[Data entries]
------------------------------------------------------------

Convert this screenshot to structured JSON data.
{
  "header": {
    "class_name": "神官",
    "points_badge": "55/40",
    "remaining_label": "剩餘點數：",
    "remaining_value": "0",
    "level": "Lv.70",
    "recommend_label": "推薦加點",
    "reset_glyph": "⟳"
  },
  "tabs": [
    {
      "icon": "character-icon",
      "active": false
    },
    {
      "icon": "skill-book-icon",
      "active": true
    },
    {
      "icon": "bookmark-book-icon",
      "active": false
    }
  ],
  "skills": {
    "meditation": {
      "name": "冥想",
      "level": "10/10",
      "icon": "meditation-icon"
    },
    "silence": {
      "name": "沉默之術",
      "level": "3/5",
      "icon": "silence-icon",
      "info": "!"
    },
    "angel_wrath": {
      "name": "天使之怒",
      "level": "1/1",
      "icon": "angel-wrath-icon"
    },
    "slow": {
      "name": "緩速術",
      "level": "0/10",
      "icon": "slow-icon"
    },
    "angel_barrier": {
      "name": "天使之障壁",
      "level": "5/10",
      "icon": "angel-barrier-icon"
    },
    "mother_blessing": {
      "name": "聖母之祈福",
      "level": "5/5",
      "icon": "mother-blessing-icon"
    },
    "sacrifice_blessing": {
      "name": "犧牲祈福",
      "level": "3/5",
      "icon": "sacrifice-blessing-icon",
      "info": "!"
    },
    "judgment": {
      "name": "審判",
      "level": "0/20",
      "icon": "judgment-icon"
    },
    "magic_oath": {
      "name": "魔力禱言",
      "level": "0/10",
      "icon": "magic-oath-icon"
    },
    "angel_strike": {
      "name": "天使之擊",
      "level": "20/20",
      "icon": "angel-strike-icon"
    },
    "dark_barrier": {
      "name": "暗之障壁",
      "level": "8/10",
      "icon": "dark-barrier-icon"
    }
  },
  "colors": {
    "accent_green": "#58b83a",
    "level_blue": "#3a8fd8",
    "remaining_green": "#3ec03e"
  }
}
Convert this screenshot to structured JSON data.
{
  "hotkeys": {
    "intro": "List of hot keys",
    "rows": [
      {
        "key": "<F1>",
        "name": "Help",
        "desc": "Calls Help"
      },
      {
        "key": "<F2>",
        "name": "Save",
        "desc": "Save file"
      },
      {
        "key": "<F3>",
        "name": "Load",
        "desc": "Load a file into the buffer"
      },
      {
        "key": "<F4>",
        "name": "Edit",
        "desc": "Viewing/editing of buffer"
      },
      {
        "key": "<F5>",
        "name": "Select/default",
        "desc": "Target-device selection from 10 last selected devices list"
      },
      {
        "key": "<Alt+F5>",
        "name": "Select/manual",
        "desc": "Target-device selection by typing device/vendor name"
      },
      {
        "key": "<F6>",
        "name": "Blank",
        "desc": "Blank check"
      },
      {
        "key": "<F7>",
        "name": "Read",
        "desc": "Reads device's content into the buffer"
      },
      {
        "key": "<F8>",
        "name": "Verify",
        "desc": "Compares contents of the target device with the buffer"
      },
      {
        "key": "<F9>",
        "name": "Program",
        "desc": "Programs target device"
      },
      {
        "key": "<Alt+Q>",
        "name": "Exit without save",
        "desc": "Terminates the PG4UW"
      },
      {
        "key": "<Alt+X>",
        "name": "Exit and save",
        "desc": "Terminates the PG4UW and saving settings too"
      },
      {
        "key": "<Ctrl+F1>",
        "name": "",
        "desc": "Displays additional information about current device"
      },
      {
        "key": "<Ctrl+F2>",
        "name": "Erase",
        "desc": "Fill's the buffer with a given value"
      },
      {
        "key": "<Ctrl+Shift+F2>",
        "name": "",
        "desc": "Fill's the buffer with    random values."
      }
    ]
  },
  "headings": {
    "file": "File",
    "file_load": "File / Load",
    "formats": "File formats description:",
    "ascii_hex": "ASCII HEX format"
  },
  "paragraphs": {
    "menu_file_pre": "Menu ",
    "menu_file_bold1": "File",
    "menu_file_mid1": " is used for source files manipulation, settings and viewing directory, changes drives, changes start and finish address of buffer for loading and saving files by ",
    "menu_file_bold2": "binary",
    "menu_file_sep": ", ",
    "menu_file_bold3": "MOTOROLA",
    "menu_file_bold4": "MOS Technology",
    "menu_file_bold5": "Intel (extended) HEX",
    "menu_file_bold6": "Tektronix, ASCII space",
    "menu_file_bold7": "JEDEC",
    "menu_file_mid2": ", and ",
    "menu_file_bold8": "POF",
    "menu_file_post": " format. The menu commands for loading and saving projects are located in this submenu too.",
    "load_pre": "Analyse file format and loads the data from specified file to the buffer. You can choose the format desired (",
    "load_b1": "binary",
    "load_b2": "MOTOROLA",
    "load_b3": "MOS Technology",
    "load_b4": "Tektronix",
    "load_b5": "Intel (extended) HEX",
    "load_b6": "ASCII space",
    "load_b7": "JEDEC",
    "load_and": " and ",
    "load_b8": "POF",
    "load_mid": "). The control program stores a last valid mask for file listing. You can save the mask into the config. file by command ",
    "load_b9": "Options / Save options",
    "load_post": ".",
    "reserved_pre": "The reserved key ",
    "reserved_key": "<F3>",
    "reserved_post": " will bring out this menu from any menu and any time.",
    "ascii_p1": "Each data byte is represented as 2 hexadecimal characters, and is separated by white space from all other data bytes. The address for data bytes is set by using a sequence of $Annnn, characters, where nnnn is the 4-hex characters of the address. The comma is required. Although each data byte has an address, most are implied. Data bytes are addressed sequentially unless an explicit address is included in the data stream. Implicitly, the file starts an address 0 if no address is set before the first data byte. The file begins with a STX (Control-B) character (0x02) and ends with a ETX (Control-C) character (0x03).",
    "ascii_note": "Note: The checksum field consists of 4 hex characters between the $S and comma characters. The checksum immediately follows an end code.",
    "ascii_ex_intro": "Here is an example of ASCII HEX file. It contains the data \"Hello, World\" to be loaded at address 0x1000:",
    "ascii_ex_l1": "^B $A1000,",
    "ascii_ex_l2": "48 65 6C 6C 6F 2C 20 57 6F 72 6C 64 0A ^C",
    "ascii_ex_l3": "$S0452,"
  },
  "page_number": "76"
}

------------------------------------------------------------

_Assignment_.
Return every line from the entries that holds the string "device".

_Output of the task_.
        "desc": "Target-device selection from 10 last selected devices list"
        "desc": "Target-device selection by typing device/vendor name"
        "desc": "Reads device's content into the buffer"
        "desc": "Compares contents of the target device with the buffer"
        "desc": "Programs target device"
        "desc": "Displays additional information about current device"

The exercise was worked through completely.